- **Material provided**
════════════════════

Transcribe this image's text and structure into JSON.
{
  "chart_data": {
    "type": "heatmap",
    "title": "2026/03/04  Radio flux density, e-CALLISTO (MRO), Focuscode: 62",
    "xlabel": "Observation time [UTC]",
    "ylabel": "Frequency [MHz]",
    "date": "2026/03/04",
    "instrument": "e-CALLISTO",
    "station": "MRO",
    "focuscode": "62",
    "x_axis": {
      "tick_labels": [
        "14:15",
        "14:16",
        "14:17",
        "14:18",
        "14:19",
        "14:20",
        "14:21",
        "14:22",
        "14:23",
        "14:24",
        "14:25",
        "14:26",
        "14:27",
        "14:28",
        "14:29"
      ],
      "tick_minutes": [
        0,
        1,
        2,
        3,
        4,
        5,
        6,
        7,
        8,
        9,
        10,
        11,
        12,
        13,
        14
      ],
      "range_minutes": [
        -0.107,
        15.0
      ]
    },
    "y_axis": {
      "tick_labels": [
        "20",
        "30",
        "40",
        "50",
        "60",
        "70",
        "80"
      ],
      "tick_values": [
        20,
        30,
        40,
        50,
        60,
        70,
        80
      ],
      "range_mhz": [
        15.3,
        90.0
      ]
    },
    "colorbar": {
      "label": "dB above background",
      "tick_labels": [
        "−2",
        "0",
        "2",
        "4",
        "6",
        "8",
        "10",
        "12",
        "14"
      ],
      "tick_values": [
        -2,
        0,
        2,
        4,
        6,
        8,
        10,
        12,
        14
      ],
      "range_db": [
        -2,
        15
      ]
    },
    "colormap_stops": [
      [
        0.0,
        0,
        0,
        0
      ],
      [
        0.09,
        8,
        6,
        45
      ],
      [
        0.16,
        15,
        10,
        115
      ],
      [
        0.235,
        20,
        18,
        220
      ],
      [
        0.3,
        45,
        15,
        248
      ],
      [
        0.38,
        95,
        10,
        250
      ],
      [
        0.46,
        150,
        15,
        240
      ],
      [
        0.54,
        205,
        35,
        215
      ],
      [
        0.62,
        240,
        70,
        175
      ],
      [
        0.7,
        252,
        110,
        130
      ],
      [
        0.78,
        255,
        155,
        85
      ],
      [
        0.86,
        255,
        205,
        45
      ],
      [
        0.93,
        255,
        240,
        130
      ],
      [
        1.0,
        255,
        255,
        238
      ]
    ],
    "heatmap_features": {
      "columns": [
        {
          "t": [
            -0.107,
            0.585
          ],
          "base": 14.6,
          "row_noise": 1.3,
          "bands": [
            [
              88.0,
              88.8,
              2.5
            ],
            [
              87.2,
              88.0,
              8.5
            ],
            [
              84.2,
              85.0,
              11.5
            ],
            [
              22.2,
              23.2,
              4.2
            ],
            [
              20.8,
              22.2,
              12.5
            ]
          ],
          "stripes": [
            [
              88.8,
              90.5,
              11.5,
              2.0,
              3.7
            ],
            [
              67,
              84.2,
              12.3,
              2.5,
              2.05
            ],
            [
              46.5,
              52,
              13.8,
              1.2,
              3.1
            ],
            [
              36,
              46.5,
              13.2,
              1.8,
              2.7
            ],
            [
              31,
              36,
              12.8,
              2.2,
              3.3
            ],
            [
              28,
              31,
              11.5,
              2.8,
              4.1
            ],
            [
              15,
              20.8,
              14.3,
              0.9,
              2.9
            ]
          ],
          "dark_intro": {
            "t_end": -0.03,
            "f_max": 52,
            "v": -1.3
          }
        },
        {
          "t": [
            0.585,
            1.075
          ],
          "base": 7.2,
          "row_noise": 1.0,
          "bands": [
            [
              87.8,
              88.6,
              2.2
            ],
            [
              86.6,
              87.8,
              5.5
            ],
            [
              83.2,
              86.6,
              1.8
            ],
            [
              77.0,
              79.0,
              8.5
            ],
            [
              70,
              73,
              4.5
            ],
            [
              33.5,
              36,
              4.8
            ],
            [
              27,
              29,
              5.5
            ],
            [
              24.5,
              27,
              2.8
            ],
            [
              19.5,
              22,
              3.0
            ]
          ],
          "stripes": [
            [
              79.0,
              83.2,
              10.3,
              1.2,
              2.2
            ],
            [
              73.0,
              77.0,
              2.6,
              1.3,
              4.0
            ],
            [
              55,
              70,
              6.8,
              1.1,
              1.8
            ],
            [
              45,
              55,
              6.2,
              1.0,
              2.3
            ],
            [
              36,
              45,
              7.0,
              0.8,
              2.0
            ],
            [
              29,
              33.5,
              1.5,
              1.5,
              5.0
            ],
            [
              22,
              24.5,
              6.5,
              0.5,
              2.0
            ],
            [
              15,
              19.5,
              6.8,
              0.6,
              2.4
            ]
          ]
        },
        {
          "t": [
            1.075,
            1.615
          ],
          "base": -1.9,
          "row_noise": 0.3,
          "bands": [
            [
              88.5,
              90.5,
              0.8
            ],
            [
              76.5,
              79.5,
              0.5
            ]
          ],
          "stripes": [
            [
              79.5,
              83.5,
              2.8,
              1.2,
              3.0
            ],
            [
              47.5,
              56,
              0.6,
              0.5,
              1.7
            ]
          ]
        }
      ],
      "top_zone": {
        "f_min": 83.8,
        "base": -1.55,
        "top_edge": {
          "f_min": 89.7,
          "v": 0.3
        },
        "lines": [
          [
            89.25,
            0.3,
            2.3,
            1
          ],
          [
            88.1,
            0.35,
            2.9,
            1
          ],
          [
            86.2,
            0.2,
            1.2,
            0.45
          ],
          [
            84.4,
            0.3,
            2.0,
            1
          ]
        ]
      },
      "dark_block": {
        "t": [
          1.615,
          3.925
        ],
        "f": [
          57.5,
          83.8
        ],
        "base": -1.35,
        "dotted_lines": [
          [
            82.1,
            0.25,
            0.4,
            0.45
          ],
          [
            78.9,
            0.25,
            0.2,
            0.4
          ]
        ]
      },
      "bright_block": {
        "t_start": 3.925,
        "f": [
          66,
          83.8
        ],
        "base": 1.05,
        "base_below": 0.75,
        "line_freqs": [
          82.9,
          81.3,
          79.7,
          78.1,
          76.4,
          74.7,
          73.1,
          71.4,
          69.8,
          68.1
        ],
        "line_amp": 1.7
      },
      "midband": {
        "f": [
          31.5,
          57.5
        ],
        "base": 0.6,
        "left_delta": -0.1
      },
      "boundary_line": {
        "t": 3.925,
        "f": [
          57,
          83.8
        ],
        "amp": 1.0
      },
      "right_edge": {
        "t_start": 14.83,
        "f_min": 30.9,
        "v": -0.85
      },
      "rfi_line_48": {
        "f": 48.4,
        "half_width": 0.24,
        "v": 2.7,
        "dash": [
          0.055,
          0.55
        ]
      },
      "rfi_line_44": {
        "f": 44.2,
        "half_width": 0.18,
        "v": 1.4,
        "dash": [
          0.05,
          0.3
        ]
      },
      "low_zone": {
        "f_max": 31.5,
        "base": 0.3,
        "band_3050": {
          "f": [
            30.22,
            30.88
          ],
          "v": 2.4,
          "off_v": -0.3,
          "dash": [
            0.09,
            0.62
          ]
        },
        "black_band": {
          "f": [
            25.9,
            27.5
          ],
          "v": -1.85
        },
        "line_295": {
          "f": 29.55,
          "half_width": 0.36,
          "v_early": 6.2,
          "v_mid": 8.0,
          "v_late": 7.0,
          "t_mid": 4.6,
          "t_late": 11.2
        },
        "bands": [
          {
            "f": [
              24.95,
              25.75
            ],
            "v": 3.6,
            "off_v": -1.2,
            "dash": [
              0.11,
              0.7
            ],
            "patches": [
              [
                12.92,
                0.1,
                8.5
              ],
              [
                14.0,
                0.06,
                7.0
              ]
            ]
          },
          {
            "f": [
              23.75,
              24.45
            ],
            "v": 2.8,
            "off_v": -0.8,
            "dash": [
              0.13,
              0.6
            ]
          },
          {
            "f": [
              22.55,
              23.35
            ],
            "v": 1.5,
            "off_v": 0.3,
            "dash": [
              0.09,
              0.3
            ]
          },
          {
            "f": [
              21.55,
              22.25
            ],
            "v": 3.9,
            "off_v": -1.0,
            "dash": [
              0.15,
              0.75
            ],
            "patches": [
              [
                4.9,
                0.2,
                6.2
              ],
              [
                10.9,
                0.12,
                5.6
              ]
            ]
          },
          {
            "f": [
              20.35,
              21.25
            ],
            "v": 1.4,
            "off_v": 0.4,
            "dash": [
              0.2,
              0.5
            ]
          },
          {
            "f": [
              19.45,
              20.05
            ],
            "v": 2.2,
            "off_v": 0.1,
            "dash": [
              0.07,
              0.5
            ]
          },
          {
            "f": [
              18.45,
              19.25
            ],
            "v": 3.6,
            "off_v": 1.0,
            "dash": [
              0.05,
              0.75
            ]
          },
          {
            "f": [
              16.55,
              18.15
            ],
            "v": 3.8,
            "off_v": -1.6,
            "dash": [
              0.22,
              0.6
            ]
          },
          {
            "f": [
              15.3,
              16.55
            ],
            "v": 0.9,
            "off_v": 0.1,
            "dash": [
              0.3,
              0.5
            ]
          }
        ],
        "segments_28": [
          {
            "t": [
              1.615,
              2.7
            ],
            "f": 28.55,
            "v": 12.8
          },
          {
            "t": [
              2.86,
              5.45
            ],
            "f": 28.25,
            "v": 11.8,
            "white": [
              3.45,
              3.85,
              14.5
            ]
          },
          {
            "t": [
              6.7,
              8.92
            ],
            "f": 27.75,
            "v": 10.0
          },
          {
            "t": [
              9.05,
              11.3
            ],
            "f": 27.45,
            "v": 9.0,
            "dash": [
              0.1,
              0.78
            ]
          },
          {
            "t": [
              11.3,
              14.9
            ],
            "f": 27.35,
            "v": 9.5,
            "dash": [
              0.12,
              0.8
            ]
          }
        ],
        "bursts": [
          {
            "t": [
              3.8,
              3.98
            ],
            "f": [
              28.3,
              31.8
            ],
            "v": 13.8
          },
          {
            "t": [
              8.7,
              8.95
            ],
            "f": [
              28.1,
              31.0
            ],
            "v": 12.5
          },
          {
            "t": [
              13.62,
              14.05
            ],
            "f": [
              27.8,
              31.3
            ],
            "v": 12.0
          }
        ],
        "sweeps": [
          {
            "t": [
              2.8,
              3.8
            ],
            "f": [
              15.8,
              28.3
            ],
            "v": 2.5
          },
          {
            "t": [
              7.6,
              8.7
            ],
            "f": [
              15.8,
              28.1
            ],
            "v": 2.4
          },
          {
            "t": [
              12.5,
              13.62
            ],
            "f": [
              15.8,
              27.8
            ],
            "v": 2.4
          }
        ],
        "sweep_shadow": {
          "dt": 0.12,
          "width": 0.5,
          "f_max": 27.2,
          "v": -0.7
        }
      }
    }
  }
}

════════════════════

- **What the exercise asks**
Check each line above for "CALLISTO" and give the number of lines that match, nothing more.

- **Output for this task**
2